I had this great plan to put up some details about various hikes I like, to keep going with the “Yellowstone Practical” idea. I even started a post on that for today…
As you can tell from the lack of a morning post, I didn’t really follow through. Not because I couldn’t have, but because something else rose in my mind last night. Now, I’ve mentioned before one of writing’s primary rules: when an idea comes to you, YOU WRITE IT!
Last night I, err, did not write it. I didn’t quite forget the thought, but I did have to spend the better part of today reconstructing it while I worked in the store.
At any rate, here goes:

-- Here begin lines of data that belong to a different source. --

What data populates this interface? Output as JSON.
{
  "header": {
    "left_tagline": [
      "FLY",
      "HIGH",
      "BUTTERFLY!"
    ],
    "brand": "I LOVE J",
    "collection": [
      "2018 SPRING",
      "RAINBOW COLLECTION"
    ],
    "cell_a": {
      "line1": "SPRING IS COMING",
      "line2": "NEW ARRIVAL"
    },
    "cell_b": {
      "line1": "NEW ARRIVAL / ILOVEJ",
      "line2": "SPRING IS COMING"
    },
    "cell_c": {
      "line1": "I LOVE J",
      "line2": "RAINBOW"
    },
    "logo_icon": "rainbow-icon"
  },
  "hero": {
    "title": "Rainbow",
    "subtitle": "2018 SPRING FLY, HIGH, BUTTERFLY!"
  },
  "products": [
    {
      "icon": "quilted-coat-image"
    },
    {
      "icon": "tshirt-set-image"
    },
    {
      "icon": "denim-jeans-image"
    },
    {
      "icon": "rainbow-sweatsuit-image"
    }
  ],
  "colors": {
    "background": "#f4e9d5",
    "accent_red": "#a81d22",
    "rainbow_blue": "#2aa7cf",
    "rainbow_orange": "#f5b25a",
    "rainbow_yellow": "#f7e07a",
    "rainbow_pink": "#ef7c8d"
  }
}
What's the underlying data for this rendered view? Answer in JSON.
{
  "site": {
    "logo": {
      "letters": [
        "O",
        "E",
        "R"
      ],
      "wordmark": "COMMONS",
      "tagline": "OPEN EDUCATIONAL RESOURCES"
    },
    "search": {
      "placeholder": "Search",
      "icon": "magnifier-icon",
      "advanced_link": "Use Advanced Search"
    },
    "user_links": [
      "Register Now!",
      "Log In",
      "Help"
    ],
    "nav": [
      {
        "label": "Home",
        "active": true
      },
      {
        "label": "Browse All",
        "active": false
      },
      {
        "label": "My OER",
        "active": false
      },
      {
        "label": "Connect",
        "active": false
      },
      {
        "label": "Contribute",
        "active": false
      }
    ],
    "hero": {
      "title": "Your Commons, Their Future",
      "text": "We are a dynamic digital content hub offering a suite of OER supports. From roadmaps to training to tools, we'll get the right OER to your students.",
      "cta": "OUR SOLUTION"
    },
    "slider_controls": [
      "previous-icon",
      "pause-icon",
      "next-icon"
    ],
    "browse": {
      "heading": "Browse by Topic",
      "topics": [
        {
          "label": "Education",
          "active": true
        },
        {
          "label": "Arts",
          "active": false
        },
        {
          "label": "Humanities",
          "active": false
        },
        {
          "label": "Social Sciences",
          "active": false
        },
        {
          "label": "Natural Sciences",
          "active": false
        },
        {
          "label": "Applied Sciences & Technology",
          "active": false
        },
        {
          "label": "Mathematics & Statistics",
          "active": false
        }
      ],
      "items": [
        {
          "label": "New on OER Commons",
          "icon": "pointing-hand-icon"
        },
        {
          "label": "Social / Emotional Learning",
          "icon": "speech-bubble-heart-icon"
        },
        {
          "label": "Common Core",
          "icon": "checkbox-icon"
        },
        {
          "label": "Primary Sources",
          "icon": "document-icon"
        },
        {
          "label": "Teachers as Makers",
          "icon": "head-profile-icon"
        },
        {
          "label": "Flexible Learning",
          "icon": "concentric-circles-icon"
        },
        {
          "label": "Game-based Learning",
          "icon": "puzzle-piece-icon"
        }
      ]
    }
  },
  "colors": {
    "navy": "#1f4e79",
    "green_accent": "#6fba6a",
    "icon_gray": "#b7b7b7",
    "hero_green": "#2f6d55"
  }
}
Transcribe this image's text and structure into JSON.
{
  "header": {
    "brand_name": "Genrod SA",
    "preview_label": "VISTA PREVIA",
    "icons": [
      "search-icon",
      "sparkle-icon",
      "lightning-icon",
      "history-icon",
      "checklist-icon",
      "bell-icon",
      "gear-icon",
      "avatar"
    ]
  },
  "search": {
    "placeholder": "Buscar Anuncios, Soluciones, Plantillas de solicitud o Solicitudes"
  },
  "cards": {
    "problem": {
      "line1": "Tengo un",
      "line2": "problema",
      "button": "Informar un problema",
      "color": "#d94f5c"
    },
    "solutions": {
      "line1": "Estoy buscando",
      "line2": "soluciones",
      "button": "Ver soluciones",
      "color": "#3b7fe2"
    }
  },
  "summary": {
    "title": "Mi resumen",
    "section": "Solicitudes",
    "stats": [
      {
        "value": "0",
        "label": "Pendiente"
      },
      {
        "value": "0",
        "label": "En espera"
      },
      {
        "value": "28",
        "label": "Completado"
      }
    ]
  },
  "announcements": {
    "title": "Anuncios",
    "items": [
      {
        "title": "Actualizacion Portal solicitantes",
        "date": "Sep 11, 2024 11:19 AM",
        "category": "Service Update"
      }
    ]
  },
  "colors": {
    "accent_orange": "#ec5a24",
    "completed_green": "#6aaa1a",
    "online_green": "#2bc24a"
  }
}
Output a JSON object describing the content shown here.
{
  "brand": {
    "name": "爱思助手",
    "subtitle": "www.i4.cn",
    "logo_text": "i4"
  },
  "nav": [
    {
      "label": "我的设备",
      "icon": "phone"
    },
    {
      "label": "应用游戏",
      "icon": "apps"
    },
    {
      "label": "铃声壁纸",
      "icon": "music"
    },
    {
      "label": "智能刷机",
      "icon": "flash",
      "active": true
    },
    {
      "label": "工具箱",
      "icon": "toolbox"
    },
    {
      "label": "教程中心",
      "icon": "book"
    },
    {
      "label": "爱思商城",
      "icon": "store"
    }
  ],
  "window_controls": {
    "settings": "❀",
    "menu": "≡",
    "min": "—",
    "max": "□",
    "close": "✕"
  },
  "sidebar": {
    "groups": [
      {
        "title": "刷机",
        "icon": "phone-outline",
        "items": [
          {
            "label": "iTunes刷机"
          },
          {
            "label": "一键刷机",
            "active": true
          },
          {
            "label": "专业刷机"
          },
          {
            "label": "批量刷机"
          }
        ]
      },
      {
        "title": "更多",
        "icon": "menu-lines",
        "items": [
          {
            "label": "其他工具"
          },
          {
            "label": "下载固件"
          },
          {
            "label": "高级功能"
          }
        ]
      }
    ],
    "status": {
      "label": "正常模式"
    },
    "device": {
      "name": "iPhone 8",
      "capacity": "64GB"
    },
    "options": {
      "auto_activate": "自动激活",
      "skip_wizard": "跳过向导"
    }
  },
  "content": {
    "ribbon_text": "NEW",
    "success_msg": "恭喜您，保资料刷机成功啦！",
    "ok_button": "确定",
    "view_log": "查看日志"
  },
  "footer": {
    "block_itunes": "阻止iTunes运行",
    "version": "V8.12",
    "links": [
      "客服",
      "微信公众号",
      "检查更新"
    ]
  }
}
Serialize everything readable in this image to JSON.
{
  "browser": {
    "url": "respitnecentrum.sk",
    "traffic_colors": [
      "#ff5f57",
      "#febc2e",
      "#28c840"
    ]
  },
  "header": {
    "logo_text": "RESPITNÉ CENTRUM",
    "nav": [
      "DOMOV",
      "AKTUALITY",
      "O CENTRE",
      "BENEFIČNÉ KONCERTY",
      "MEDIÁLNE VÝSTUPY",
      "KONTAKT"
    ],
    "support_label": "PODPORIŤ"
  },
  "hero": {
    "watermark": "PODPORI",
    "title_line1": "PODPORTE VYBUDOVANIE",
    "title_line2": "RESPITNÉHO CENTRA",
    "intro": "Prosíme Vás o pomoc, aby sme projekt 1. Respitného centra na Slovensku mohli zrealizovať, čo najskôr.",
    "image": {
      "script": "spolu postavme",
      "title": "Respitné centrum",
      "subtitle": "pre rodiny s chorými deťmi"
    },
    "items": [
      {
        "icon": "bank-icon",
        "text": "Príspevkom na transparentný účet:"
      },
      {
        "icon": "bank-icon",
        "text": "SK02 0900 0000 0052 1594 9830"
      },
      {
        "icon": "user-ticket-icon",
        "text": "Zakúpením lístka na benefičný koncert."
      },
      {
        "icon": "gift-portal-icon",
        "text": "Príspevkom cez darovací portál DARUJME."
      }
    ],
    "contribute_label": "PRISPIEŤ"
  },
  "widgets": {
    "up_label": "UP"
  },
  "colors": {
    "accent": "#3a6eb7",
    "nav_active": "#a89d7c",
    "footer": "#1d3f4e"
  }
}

I spent some time reading the news on my day off. I know, I know…that is always a mistake. You’d think I would know better by now, but nope.
Most of the crap I was able to ignore, but something stuck with me: the whole damned NFL-anthem-flag controversy. How the hell is this still a thing?
Look, I realize I am not the most grown-up person in any room (including a room full of kindergarteners), but even I can see how stupid is this whole thing. And by stupid, I mean everyone involved. I know we’re talking about the confluence of politics, culture and sports here, but isn’t there someone who can be the adult in the room?
So, what the hell, I’ll throw in my two cents. Actually, I’ve got two opinions/thoughts here, so I’ll round it all up to a nickel.
First of all: I am a sports guy. All of my life I have been a sports guy. More than that, I have been a team sports guy. Team sports are the everyday embodiment of self-sacrifice. Well…at least…they should be. In all of the bullshit, dating back to last year, I saw very little conception of team-first. I saw an awful lot of “me-first”, but not much else.
I will, however, call out for credit those that did put team first, that acted like the whole was greater than the sum of the parts. I think the Seahawks nailed it last year when they linked arms as a team. Much as I detest Jerry Jones, the Cowboys this year got it right, as well.
Those teams that had no unity? Truly sad.
And the cowardice of those that simply hid away in the locker room and hoped to bury their heads? Beyond sad, beyond weak, and well into the territory of truly pathetic.
Right or wrong, at least the other guys picked a side. I’ll always take someone who picks a side, whether I agree or not, over someone who tries to ride the fence and please everyone.
Okay, so that’s the first bit. The less important bit. Now comes the second part…
By definition, no society, no country, no people is perfect. To dredge up an old quote, “All are judged and found wanting.” The United States is anything but perfect. The flaws in our society today are manifold…and, in many cases, obvious.
Hell, I write about many of those flaws: about the exploitation of the weak, about the vast, indefensible chasm between rich and poor, about the evil one human can do to another for the smallest of reasons, about the suffering and despair that suffocate so many lives…
But that doesn’t mean I don’t think and dream of better. That doesn’t mean I think we as a species, as a society, as a country are irredeemable. If I thought that – if I bought that deeply into cynical nihilism – it would be time to just plain give up, and that I refuse to do.
To redeem ourselves, however, we need aspirations. More importantly, we need aspirations that can pull us together. We need symbols, and dreams, that we can all share.
I cannot comment on other countries, nor other peoples, but to me the dream of what the US could be is one of those aspirations. But to get there we have to value in common the effort and work it will take to get there.
The American flag is just a bunch of fabric stitched together, in one sense. It is nothing more than a glorified bed-sheet tied to a stick. In another sense, however, it is something very different: it is a symbol of what could be. It could/should be, when you get down to it, something to unify, something to symbolize all of our aspirations.
See the problems…speak out on the problems…give your time and your money and your life to fixing those problems…but dream and aspire together. Value what could be together.
You and I don’t have to agree. We can argue and debate and oppose each other all we want, IF we both believe in and value where we’re going…value what could be.
If, however, we hold nothing in common – if we share no aspirations or dreams – then we are doomed to strife and discord. And, eventually, to the disintegration of the little that still holds the many, many different strands of the US – as a nation and as a people – together. In the end, all we will have left is the regret of what could have been.